District of Manila
|Region||National Capital Region|
|Congressional district||6th District|
San Miguel is a primarily middle-class residential area of the City of Manila, and is one of the city's sixteen traditional districts.
Much of San Miguel is located on a riverine island, separated by the mainland by the Estero de (Stream of) San Miguel, and by the Pasig River. In order to reach the district, one has to cross any of the following bridges traversing Estero de San Miguel, from west to east: Carlos Palanca Bridge, P. Casal Bridge, Nepomunceno Bridge, Arlegui Bridge, San Rafael Bridge, Chino Roces Bridge (carrying Mendiola Street), Concepcion Aguila Bridge and J.P. Laurel Bridge. P. Casal Bridge's logical extension is the Ayala Bridge, that connects it to the southern bank of the Pasig.
On the district's eastern parts is another riverine island, bounded by the Estero de San Miguel and Estero de Sampaloc. A small part is on the mainland, at the far eastern corner.
San Miguel also includes the Isla de Convalecencia, the largest island in the Pasig River, which is home to the Hospício de San José, Manila's oldest Catholic welfare institution.
Malacañang Palace, the official residence of the President of the Philippines, is located in the neighborhood, and outside the Palace gates is Mendiola Street, a popular site for protests against the government.
The San Miguel district is also home to some colleges and universities that form part of Manila's "University Belt" which encompasses San Miguel, and the districts of Quiapo and Sampaloc.

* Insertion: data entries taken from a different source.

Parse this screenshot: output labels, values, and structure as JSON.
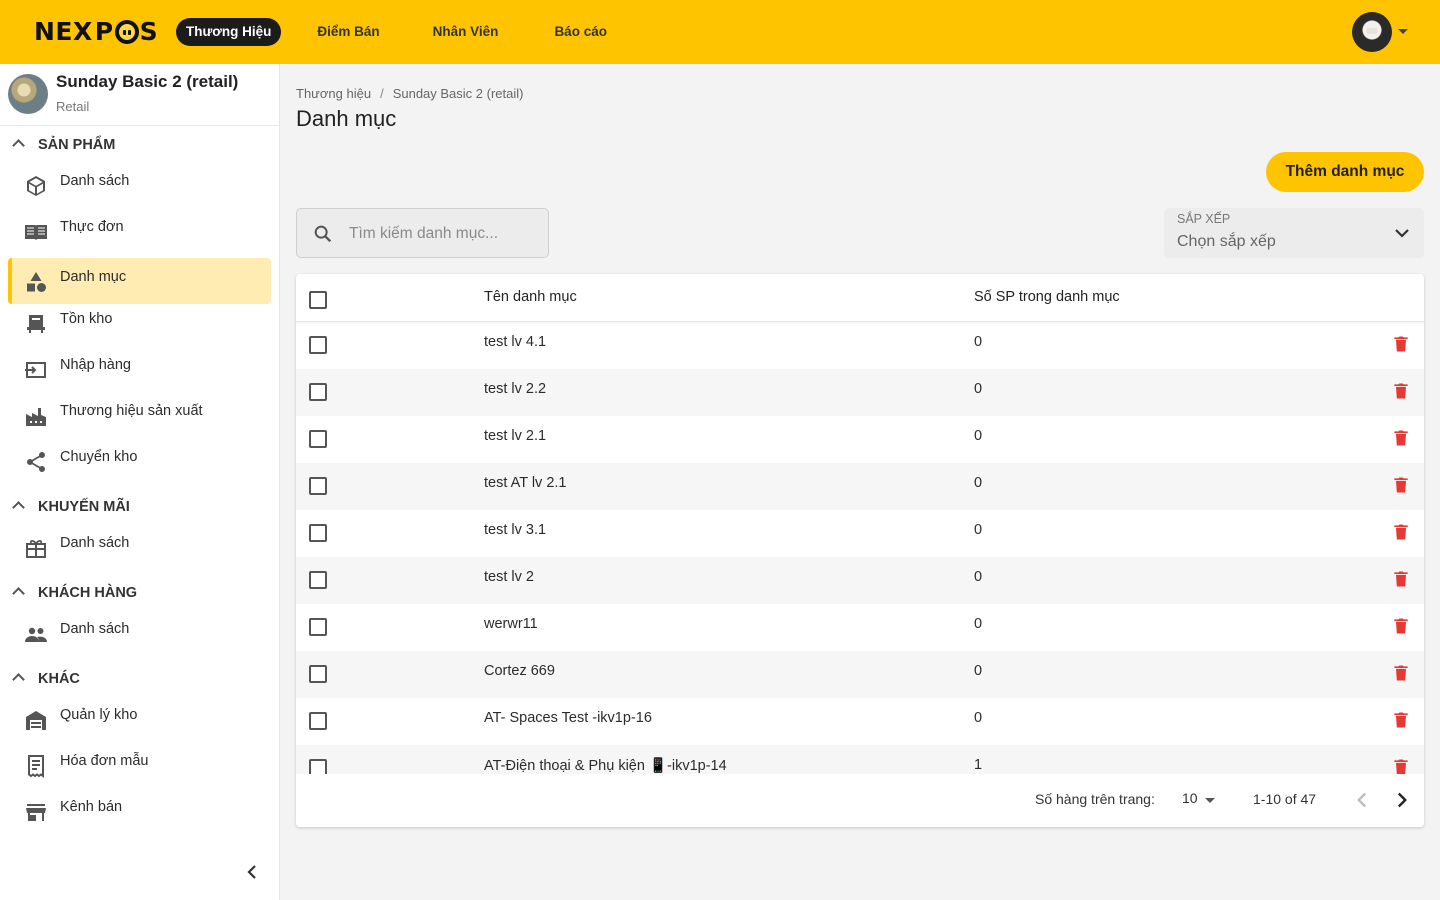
{
  "topbar": {
    "logo": "NEXPOS",
    "tabs": [
      {
        "label": "Thương Hiệu",
        "active": true
      },
      {
        "label": "Điểm Bán",
        "active": false
      },
      {
        "label": "Nhân Viên",
        "active": false
      },
      {
        "label": "Báo cáo",
        "active": false
      }
    ]
  },
  "store": {
    "name": "Sunday Basic 2 (retail)",
    "type": "Retail"
  },
  "sidebar": {
    "sections": [
      {
        "label": "SẢN PHẨM",
        "items": [
          {
            "label": "Danh sách",
            "icon": "box-icon"
          },
          {
            "label": "Thực đơn",
            "icon": "menu-book-icon"
          },
          {
            "label": "Danh mục",
            "icon": "category-icon",
            "active": true
          },
          {
            "label": "Tồn kho",
            "icon": "inventory-icon"
          },
          {
            "label": "Nhập hàng",
            "icon": "import-icon"
          },
          {
            "label": "Thương hiệu sản xuất",
            "icon": "factory-icon"
          },
          {
            "label": "Chuyển kho",
            "icon": "share-icon"
          }
        ]
      },
      {
        "label": "KHUYẾN MÃI",
        "items": [
          {
            "label": "Danh sách",
            "icon": "gift-icon"
          }
        ]
      },
      {
        "label": "KHÁCH HÀNG",
        "items": [
          {
            "label": "Danh sách",
            "icon": "people-icon"
          }
        ]
      },
      {
        "label": "KHÁC",
        "items": [
          {
            "label": "Quản lý kho",
            "icon": "warehouse-icon"
          },
          {
            "label": "Hóa đơn mẫu",
            "icon": "receipt-icon"
          },
          {
            "label": "Kênh bán",
            "icon": "store-icon"
          }
        ]
      }
    ]
  },
  "breadcrumb": [
    "Thương hiệu",
    "Sunday Basic 2 (retail)"
  ],
  "breadcrumb_sep": "/",
  "page": {
    "title": "Danh mục",
    "add_button": "Thêm danh mục"
  },
  "search": {
    "placeholder": "Tìm kiếm danh mục...",
    "value": ""
  },
  "sort": {
    "label": "SẮP XẾP",
    "value": "Chọn sắp xếp"
  },
  "table": {
    "headers": {
      "name": "Tên danh mục",
      "count": "Số SP trong danh mục"
    },
    "rows": [
      {
        "name": "test lv 4.1",
        "count": "0"
      },
      {
        "name": "test lv 2.2",
        "count": "0"
      },
      {
        "name": "test lv 2.1",
        "count": "0"
      },
      {
        "name": "test AT lv 2.1",
        "count": "0"
      },
      {
        "name": "test lv 3.1",
        "count": "0"
      },
      {
        "name": "test lv 2",
        "count": "0"
      },
      {
        "name": "werwr11",
        "count": "0"
      },
      {
        "name": "Cortez 669",
        "count": "0"
      },
      {
        "name": "AT- Spaces Test -ikv1p-16",
        "count": "0"
      },
      {
        "name": "AT-Điện thoại & Phụ kiện 📱-ikv1p-14",
        "count": "1"
      }
    ]
  },
  "pagination": {
    "rows_per_page_label": "Số hàng trên trang:",
    "rows_per_page": "10",
    "range": "1-10 of 47"
  },
  "colors": {
    "brand": "#ffc400",
    "active_bg": "#ffecb3",
    "delete": "#e53935"
  }
}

Educational institutions that are located in the district include Far Eastern University, San Beda University, Centro Escolar University, College of the Holy Spirit, Saint Jude Catholic School, La Consolacion College Manila and Victorino Mapa High School.
San Miguel is also the place where San Miguel Beer was originally produced, beginning in the Spanish colonial era. The brewery's buildings were demolished after the property was transferred to the Philippine government, and it today forms part of the Palace complex.
Barangays of San Miguel
|Zone/Barangay||Land area (km²)||Population (2020 census)|
|Barangay 637||0.03124 km²||1,295|
|Barangay 638||0.1254 km²||545|
|Barangay 639||0.03027 km²||490|
|Barangay 640||0.1055 km²||2,145|
|Barangay 641||0.08799 km²||763|
|Barangay 642||0.05602 km²||1,279|
|Barangay 643||0.1319 km²||657|
|Barangay 644||0.02500 km²||729|
|Barangay 645||0.08413 km²||1,704|
|Barangay 646||0.06953 km²||918|
|Barangay 647||0.1157 km²||2,440|
|Barangay 648||0.04226 km²||5,634|
Barangays 637, 638, 639, and 640 are part of Zone 65; Barangays 641, 642, 643, and 644 are part of Zone 66; and Barangays 645, 646, 647, and 648 are part of Zone 67.
Casa Roces is a 1930s ancestral house of the Roces family which was renovated and turned into a full-service restaurant, café and an art gallery. Casa Roces is located in the district of San Miguel, Manila right across Malacañan Palace, the official residence of the President of the Republic of the Philippines. The ground floor of Casa Roces features a coffeehouse with an outdoor wooden deck, a dessert bar, and a memorabilia and accessories shop. A bar also serves cocktails, wine, beer and liquor for evening patrons. On the second floor are a bistro, an art and family heritage gallery as well as private rooms decorated with a mix of Commonwealth elegance and modern flair. The second floor of the house was turned into a multi-purpose dining venue and an art gallery.
Casa Roces was designed in the Pre-war modernist style with Art Deco articulation using a variety of construction materials which includes reinforced concrete, wood and masonry. On the ground floor, the distinguishing feature is the use of "Machuca" tile flooring which is typical with Commonwealth era house. The original layout of the rooms were changed to accommodate its new use as a restaurant and an art gallery.